Drug task force commander out of touch on marijuana regulation, activist says
The Operation Sweet Leaf raids of 25 home grows were more than justified according to North Metro Drug Task Force Commander Jerry Peters. But in addition to talking with us about the busts, Peters also said that allowing adult recreational use of marijuana would constitute a tragic error -- a thesis rejected by Regulate Marijuana Like Alcohol Act proponent Brian Vicente.
Peters documented the damage to homes created by unregulated grows, including mold that could endanger future residents. He also noted that illicit cultivators like those targeted by Operation Sweet Leaf, who allegedly shipped many pounds of product around the region, often run up massive electrical bills and then abandon the property without ponying up, increasing costs for all of us.
Vicente, who heads up the group Sensible Colorado, agrees that these are important issues. "We're not arguing that people should be able to grow marijuana in their homes on a large scale and ship it out of state," he says.
But he finds less common ground in other statements made by Peters. "There are still people who say, 'Why not make it like alcohol and regulate it? Then you could tax it, and you'd have all these revenues,'" he told us. "But that's just not the case. Look at all the problems we have with alcohol -- and the social cost to us is much, much higher than the revenue it brings in when you factor in traffic fatalities and addiction center visits and everything else."
Commander Jerry Peters.
Legalizing or regulating marijuana would "compound the problem, and I think it's going to make it even worse," Peters continued. "You're going to inundate the state with drugs -- and look at the problems we already have with prescription drugs. That's our second highest abuse problem in this state, and that's strictly regulated.
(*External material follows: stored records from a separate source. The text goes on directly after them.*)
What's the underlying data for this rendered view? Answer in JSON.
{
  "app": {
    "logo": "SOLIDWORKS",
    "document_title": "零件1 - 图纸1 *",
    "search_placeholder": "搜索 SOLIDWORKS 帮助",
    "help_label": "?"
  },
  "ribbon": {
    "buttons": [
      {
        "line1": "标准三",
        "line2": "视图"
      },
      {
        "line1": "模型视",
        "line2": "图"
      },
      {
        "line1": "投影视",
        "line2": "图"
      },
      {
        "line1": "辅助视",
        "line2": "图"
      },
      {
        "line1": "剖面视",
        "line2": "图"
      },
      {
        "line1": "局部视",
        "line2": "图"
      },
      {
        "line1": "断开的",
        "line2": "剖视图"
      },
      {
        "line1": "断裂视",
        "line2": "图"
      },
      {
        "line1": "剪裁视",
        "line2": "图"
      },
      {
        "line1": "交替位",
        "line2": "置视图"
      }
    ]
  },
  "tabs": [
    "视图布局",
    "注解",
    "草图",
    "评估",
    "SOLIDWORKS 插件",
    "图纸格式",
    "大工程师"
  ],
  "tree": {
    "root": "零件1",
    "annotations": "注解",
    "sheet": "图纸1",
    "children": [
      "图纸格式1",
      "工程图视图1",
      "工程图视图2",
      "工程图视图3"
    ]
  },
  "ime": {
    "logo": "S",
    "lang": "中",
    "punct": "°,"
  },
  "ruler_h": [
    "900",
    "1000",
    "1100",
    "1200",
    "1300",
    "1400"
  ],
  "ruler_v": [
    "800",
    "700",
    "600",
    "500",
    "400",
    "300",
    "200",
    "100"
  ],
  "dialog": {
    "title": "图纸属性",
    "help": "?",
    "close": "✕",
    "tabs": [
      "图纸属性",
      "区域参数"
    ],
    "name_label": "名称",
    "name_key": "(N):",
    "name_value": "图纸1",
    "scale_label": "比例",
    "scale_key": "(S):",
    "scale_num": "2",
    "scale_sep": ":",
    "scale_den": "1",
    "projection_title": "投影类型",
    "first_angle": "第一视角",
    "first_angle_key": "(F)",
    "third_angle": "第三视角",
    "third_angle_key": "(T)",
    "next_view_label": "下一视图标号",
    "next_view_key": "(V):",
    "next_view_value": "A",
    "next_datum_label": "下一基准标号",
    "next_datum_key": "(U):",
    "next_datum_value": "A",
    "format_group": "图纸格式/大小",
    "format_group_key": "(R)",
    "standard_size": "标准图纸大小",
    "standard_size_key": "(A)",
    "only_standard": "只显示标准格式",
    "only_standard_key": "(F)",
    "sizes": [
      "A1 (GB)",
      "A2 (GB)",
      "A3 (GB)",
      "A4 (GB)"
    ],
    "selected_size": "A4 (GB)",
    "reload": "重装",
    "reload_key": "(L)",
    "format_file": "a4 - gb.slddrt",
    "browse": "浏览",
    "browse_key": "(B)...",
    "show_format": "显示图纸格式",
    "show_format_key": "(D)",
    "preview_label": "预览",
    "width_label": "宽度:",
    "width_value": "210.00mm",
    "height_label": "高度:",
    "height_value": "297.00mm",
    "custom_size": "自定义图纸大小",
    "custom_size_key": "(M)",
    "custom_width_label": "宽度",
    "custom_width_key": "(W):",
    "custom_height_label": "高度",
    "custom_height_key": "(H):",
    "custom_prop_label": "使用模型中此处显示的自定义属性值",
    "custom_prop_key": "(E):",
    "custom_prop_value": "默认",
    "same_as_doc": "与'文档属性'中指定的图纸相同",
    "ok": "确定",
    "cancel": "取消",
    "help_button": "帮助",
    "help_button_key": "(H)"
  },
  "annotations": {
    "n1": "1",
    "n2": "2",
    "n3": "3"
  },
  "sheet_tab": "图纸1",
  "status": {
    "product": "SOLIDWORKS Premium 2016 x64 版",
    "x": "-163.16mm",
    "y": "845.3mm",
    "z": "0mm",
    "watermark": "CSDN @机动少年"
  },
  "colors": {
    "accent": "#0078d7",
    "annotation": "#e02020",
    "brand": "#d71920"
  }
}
And you can't really regulate marijuana, as we've learned through our medical marijuana program. That's a joke."
"I think Peters is the last of his kind -- a law enforcement officer who makes his living off of having marijuana be illegal," he allows. "He's afraid of new approaches about how to regulate a substance that's inarguably safer than alcohol -- and now it looks like he's ready to ban alcohol as well."
Not that Vicente thinks making alcohol illegal is the right thing to do. But he contends that "alcohol is just a far more dangerous substance for the user and for society. It contributes to problems of violence, including domestic violence, that marijuana simply does not. We're talking about apples and oranges here."
Page down to continue reading our interview with Brian Vicente.